If The Cure and The Smiths had had to weather the 2000s and the post-everything ethos they’d be The Twilight Sad. Heavy, brooding, heartbreak rises to heights in bold calls to bravery and courage. A smooth synthesizer or keys (via Brendan Smith) underpin most songs with luscious layering of instruments and James Graham’s thick Scottish accent echoes out. Heavy shoegaze guitar from Andy MacFarlane and Sebastian Schultz’s dark drum work round out the stellar instrumentation.
Each song is dense, a forest of noise that reveals something new with each listen. It’s moody music that is meant to be played at high volumes and their acclaimed live shows are purported to try to reach those sonic peaks.
Five albums into a career that began with seminal album Fourteen Autumns and Fifteen Winters (a more folky fare) they are continuing to evolve. Their huge sound needs to be listened to by anyone that digs noisy indie rock. The post-punk songs start sonic waves that ripple out and away then return with the warmth and energy of their journey. The songwriting is sensitive to the tender side of life yet the music fills you with power and spirit. It’s a contradiction that can give rise to goose bumps.
Despite their reputation as critical darlings, this reviewer has just discovered The Twilight Sad. With a sound that maintains an independent, creative, unique tone I look forward to making this album a regular of 2019 and diving into their previous work.
- “[10 Good Reasons for Modern Drugs]”- lead song, high energy, lush.

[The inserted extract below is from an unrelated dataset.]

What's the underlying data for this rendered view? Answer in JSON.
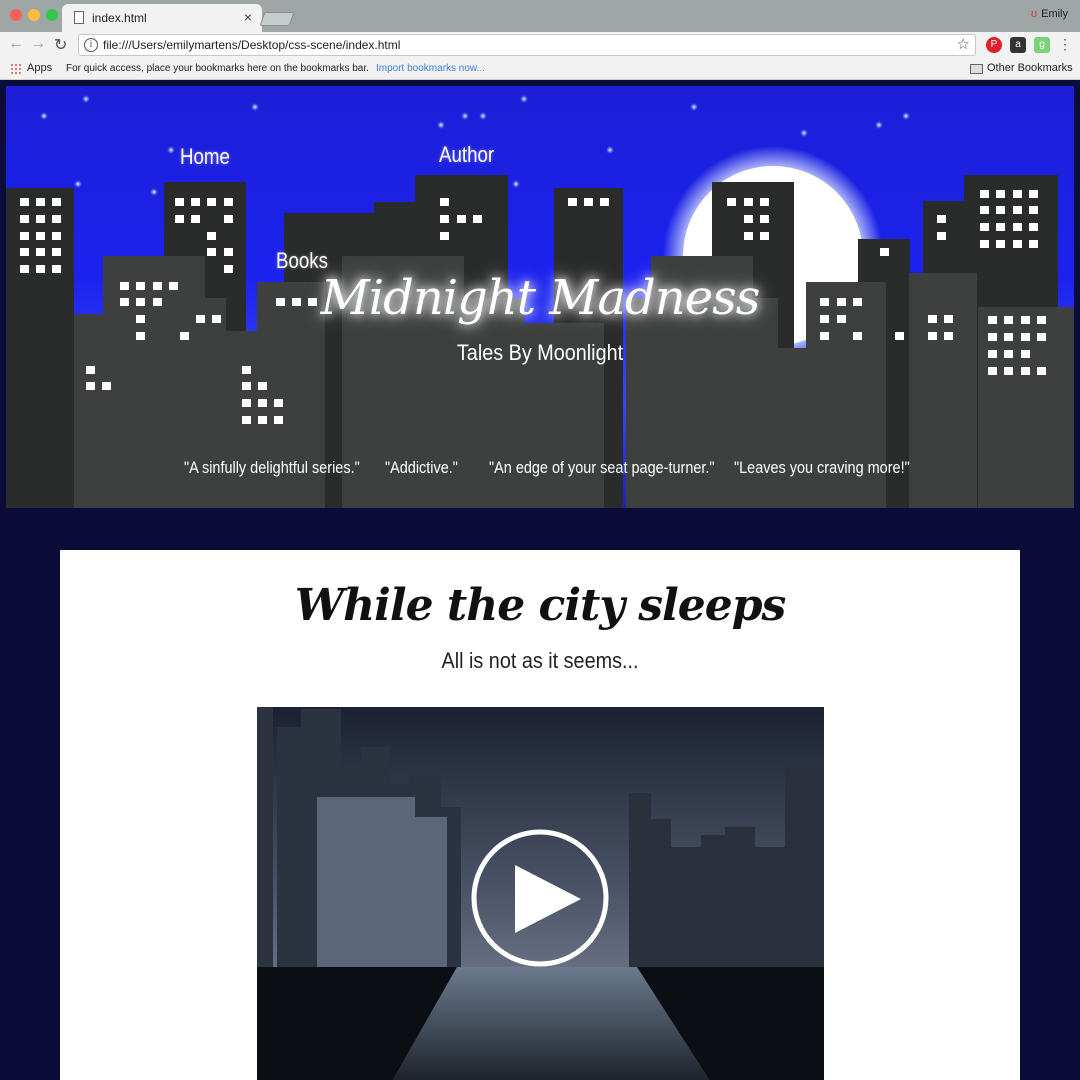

- “Sunday Day13”- quiet, tender, warm, a Scottish accent I can’t understand
- “Auge/Maschine”- A little bit of everything